The fire last week in Mountain Green that destroyed Loydene Berg's home was particularly cruel.
It is bad enough that Berg and her son, P.J., are homeless. They didn't have fire insurance. They lost everything.
But why did it have to be that house? Fate sure has a way of kicking people when they're down.
Loydene's husband, Peter, was killed in a senseless, random murder in a Sandy restaurant in 2000.
Having your husband murdered at random messes up your life big time. In 2006 we ran a story about Loydene's efforts to deal with it all through music. She told us then that her grand piano was her refuge.

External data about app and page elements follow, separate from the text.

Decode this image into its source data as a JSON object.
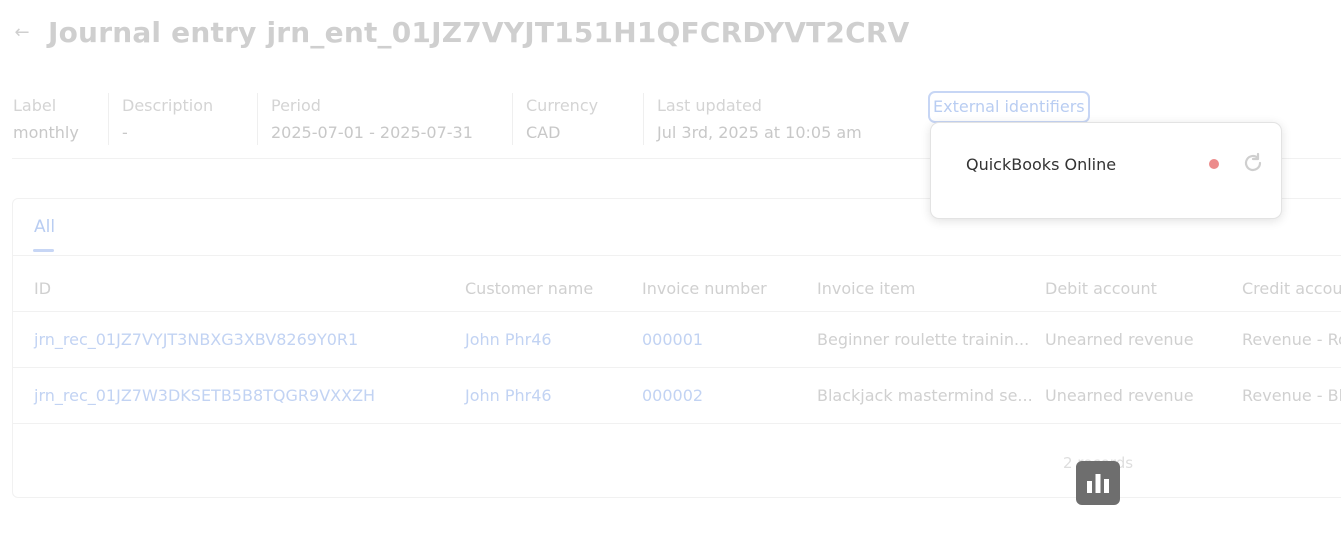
{
  "header": {
    "title": "Journal entry jrn_ent_01JZ7VYJT151H1QFCRDYVT2CRV"
  },
  "meta": {
    "label": {
      "label": "Label",
      "value": "monthly"
    },
    "description": {
      "label": "Description",
      "value": "-"
    },
    "period": {
      "label": "Period",
      "value": "2025-07-01 - 2025-07-31"
    },
    "currency": {
      "label": "Currency",
      "value": "CAD"
    },
    "last_updated": {
      "label": "Last updated",
      "value": "Jul 3rd, 2025 at 10:05 am"
    }
  },
  "external_identifiers": {
    "button_label": "External identifiers",
    "items": [
      {
        "name": "QuickBooks Online",
        "status_color": "#ec8b8b",
        "action_icon": "sync-icon"
      }
    ]
  },
  "tabs": [
    {
      "label": "All"
    }
  ],
  "table": {
    "columns": [
      "ID",
      "Customer name",
      "Invoice number",
      "Invoice item",
      "Debit account",
      "Credit accou"
    ],
    "rows": [
      {
        "id": "jrn_rec_01JZ7VYJT3NBXG3XBV8269Y0R1",
        "customer": "John Phr46",
        "invoice_number": "000001",
        "invoice_item": "Beginner roulette trainin...",
        "debit": "Unearned revenue",
        "credit": "Revenue - Ro"
      },
      {
        "id": "jrn_rec_01JZ7W3DKSETB5B8TQGR9VXXZH",
        "customer": "John Phr46",
        "invoice_number": "000002",
        "invoice_item": "Blackjack mastermind se...",
        "debit": "Unearned revenue",
        "credit": "Revenue - Bla"
      }
    ],
    "footer": "2 records"
  },
  "colors": {
    "accent": "#b9cdf2",
    "status_error": "#ec8b8b"
  }
}
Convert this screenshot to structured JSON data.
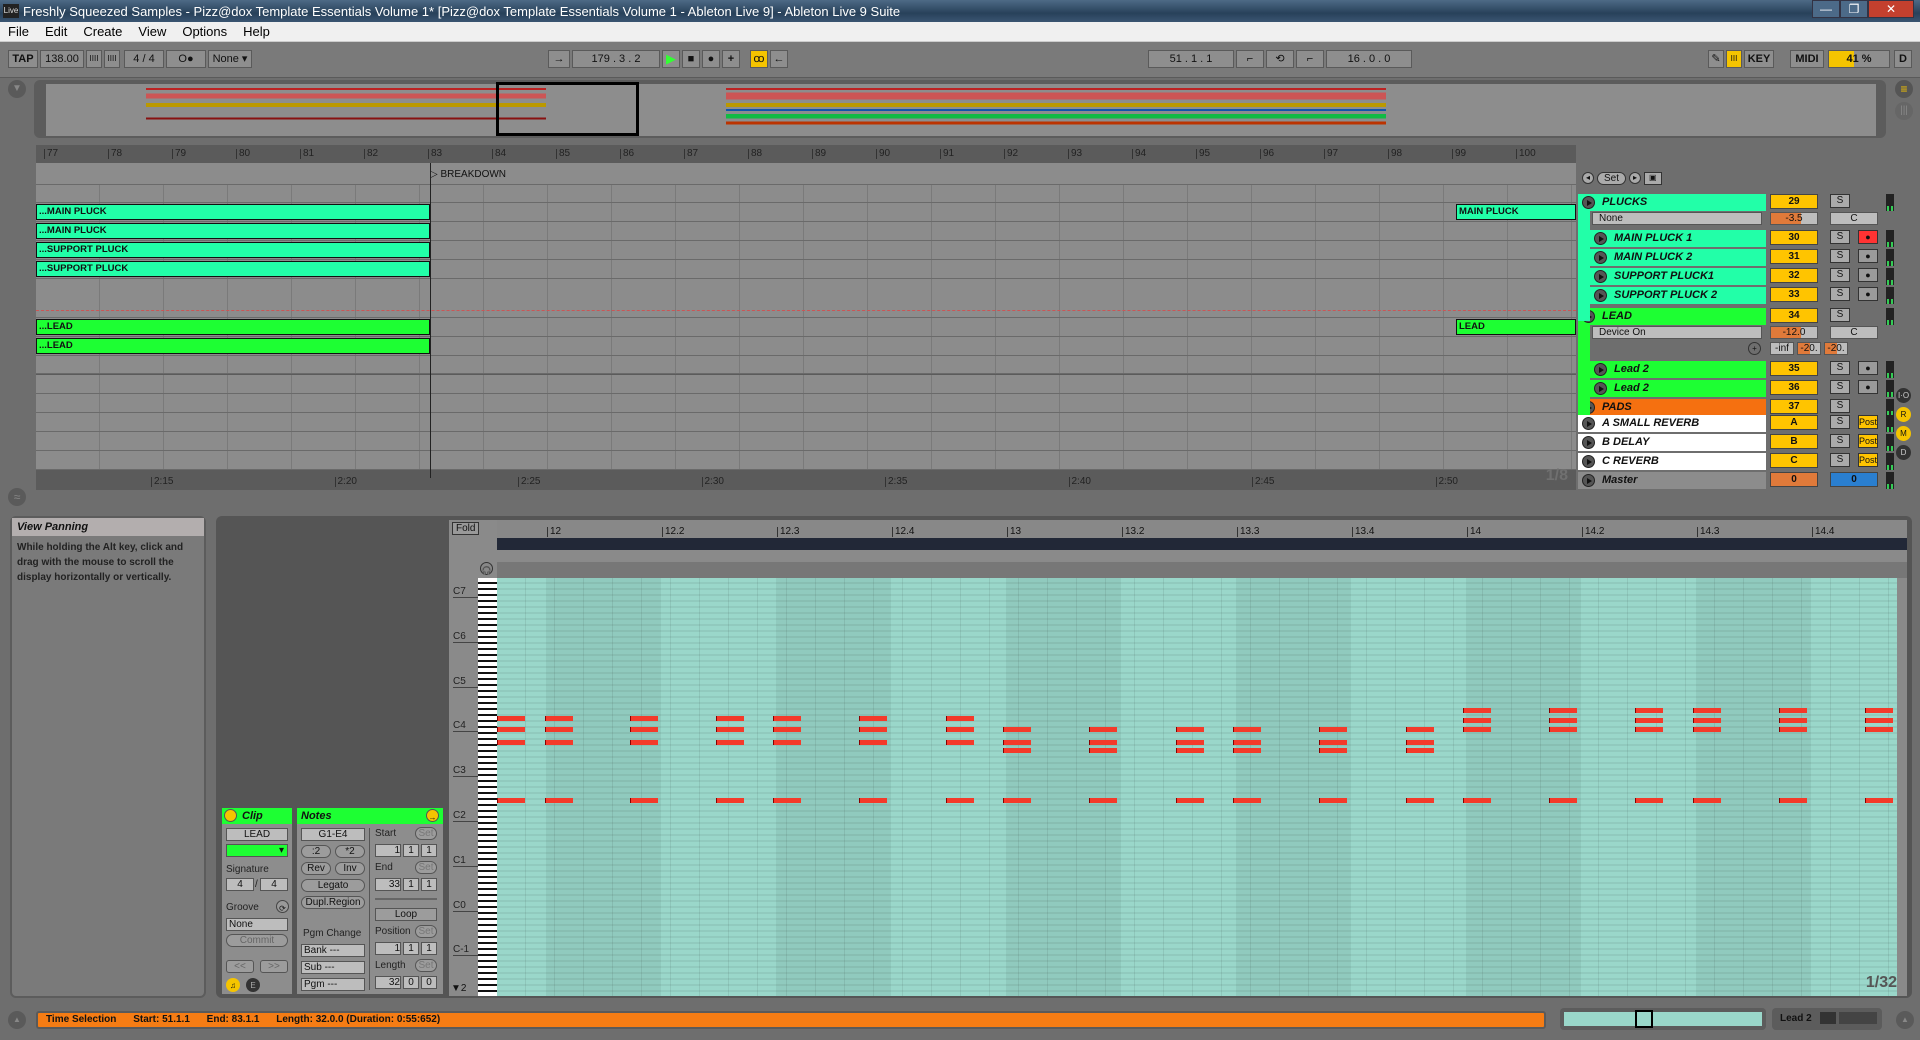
{
  "window": {
    "title": "Freshly Squeezed Samples - Pizz@dox Template Essentials Volume 1*  [Pizz@dox Template Essentials Volume 1 - Ableton Live 9] - Ableton Live 9 Suite",
    "logo": "Live",
    "minimize": "—",
    "restore": "❐",
    "close": "✕"
  },
  "menu": [
    "File",
    "Edit",
    "Create",
    "View",
    "Options",
    "Help"
  ],
  "transport": {
    "tap": "TAP",
    "tempo": "138.00",
    "nudge_down": "IIII",
    "nudge_up": "IIII",
    "signature": "4 / 4",
    "metronome": "O●",
    "quantize": "None ▾",
    "follow": "→",
    "position": "179 .  3 .  2",
    "play": "▶",
    "stop": "■",
    "record": "●",
    "overdub": "+",
    "automation_arm": "ꝏ",
    "back_to_arrangement": "←",
    "loop_start": "51 .  1 .  1",
    "punch_in": "⌐",
    "loop": "⟲",
    "punch_out": "⌐",
    "loop_length": "16 .  0 .  0",
    "draw_mode": "✎",
    "key_map_icon": "III",
    "key": "KEY",
    "midi": "MIDI",
    "cpu_label": "41 %",
    "cpu_percent": 41,
    "disk": "D"
  },
  "arrangement": {
    "bar_numbers": [
      "77",
      "78",
      "79",
      "80",
      "81",
      "82",
      "83",
      "84",
      "85",
      "86",
      "87",
      "88",
      "89",
      "90",
      "91",
      "92",
      "93",
      "94",
      "95",
      "96",
      "97",
      "98",
      "99",
      "100"
    ],
    "locator": "BREAKDOWN",
    "time_labels": [
      "2:15",
      "2:20",
      "2:25",
      "2:30",
      "2:35",
      "2:40",
      "2:45",
      "2:50"
    ],
    "grid": "1/8",
    "locator_controls": {
      "prev": "◂",
      "set": "Set",
      "next": "▸",
      "lock": "🔒"
    },
    "clips": [
      {
        "lane": 1,
        "label": "...MAIN PLUCK",
        "color": "mint"
      },
      {
        "lane": 2,
        "label": "...MAIN PLUCK",
        "color": "mint"
      },
      {
        "lane": 3,
        "label": "...SUPPORT PLUCK",
        "color": "mint"
      },
      {
        "lane": 4,
        "label": "...SUPPORT PLUCK",
        "color": "mint"
      },
      {
        "lane": 6,
        "label": "...LEAD",
        "color": "green"
      },
      {
        "lane": 7,
        "label": "...LEAD",
        "color": "green"
      },
      {
        "lane": 1,
        "label": "MAIN PLUCK",
        "color": "mint"
      },
      {
        "lane": 6,
        "label": "LEAD",
        "color": "green"
      }
    ]
  },
  "tracks": [
    {
      "name": "PLUCKS",
      "num": "29",
      "solo": "S",
      "group": true,
      "color": "#22ffa8"
    },
    {
      "name": "MAIN PLUCK 1",
      "num": "30",
      "solo": "S",
      "armed": true,
      "color": "#22ffa8"
    },
    {
      "name": "MAIN PLUCK 2",
      "num": "31",
      "solo": "S",
      "color": "#22ffa8"
    },
    {
      "name": "SUPPORT PLUCK1",
      "num": "32",
      "solo": "S",
      "color": "#22ffa8"
    },
    {
      "name": "SUPPORT PLUCK 2",
      "num": "33",
      "solo": "S",
      "color": "#22ffa8"
    },
    {
      "name": "LEAD",
      "num": "34",
      "solo": "S",
      "group": true,
      "color": "#1dff33"
    },
    {
      "name": "Lead 2",
      "num": "35",
      "solo": "S",
      "color": "#1dff33"
    },
    {
      "name": "Lead 2",
      "num": "36",
      "solo": "S",
      "color": "#1dff33"
    },
    {
      "name": "PADS",
      "num": "37",
      "solo": "S",
      "group": true,
      "color": "#f57010"
    },
    {
      "name": "A SMALL REVERB",
      "num": "A",
      "solo": "S",
      "post": "Post",
      "color": "#ffffff"
    },
    {
      "name": "B DELAY",
      "num": "B",
      "solo": "S",
      "post": "Post",
      "color": "#ffffff"
    },
    {
      "name": "C REVERB",
      "num": "C",
      "solo": "S",
      "post": "Post",
      "color": "#ffffff"
    },
    {
      "name": "Master",
      "vol": "0",
      "pan": "0",
      "color": "#8c8c8c"
    }
  ],
  "plucks_expanded": {
    "chooser": "None",
    "volume": "-3.5",
    "pan": "C"
  },
  "lead_expanded": {
    "chooser": "Device On",
    "volume": "-12.0",
    "pan": "C",
    "sends": [
      "-inf",
      "-20.",
      "-20."
    ]
  },
  "side_buttons": [
    "I·O",
    "R",
    "M",
    "D"
  ],
  "info_view": {
    "title": "View Panning",
    "text": "While holding the Alt key, click and drag with the mouse to scroll the display horizontally or vertically."
  },
  "clip_box": {
    "header": "Clip",
    "name": "LEAD",
    "signature_label": "Signature",
    "sig_num": "4",
    "sig_den": "4",
    "groove_label": "Groove",
    "groove_value": "None",
    "commit": "Commit",
    "prev": "<<",
    "next": ">>"
  },
  "notes_box": {
    "header": "Notes",
    "range": "G1-E4",
    "half": ":2",
    "double": "*2",
    "rev": "Rev",
    "inv": "Inv",
    "legato": "Legato",
    "dupl": "Dupl.Region",
    "pgm_change": "Pgm Change",
    "bank": "Bank ---",
    "sub": "Sub ---",
    "pgm": "Pgm ---",
    "start_label": "Start",
    "start": [
      "1",
      "1",
      "1"
    ],
    "end_label": "End",
    "end": [
      "33",
      "1",
      "1"
    ],
    "set": "Set",
    "loop": "Loop",
    "position_label": "Position",
    "position": [
      "1",
      "1",
      "1"
    ],
    "length_label": "Length",
    "length": [
      "32",
      "0",
      "0"
    ]
  },
  "piano_roll": {
    "fold": "Fold",
    "ruler": [
      "12",
      "12.2",
      "12.3",
      "12.4",
      "13",
      "13.2",
      "13.3",
      "13.4",
      "14",
      "14.2",
      "14.3",
      "14.4"
    ],
    "octaves": [
      "C7",
      "C6",
      "C5",
      "C4",
      "C3",
      "C2",
      "C1",
      "C0",
      "C-1"
    ],
    "grid": "1/32",
    "scroll_label": "2"
  },
  "status_bar": {
    "label": "Time Selection",
    "start": "Start: 51.1.1",
    "end": "End: 83.1.1",
    "length": "Length: 32.0.0  (Duration: 0:55:652)"
  },
  "device_chain": {
    "track": "Lead 2"
  }
}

"When I'm by myself, playing, I find that I can pour out all the feelings of my heart," she told us. "My grand listens without judgment and then reflects all my feelings back to me."
Her piano, along with all her mementos of her husband, her son's artwork, everything, is now ashes. The state fire marshal is still trying to figure out what happened.
What do Loydene and P.J. need?
An account to collect donations has been set up at First Bank in Mountain Green. Call 801-876-3442 to make a donation, or mail it to Berg Home Fund, First Bank, 5015 West Old Highway Road, Mountain Green, UT, 84050.
* After I mentioned that the DRG&W Rail Trail in Davis County comes into Weber County, someone asked, "Where's the trailhead?"
Tuesday I hopped on my bike and went looking.
Pedal west on 31st Street to where the newly built Hinckley Drive extension crosses 1900 West. As you descend toward Midland Drive, you will see the trail coming up from the south and dead-ending under the ramp you are on.
The gate is on your left. The trail is a straight shot to Salt Lake City, connecting to the Legacy Parkway Trail and the Jordan River Parkway.
The trail is well-built and tree-lined in many places. I passed many folks out for a morning ramble.
The only chink is one spot near Clearfield where, ironically considering that this is a former railroad line, you have to carry your bicycle around some fences and over railroad tracks. Apparently someone doesn't have permission yet to build the Rail Trail across those tracks.
It took me three-and-a-half hours to get to downtown Salt Lake City. I could have kept going because the Jordan River Parkway trail, with some breaks, goes all the way to Utah Lake.
But coming north, the Rail Trail dead ends under the Hinckley Drive extension. There's a tunnel waiting for someone to build the trail north, but nothing beyond but weeds.
Davis County has done a lovely job. Weber, it's your turn.
* I was sad to see that Bert Havas died last week
Bert, 71, was an attorney doing personal injury and labor work, but his personal story made him stand out.
Bert survived the Holocaust during World War II. He was a baby in arms when his family was sent to a concentration camp, and it's a testimony to the grit of his parents that he survived, came to America and flourished.
With Bert's death we've lost a small link to that horrid past that none of us should ever forget.
My deepest sympathies to Bert's wife, Sandy. Bert spent his life serving his community through the law, and Sandy spent hers building up the Eccles Community Art Center.
Together they made Ogden a better place to live.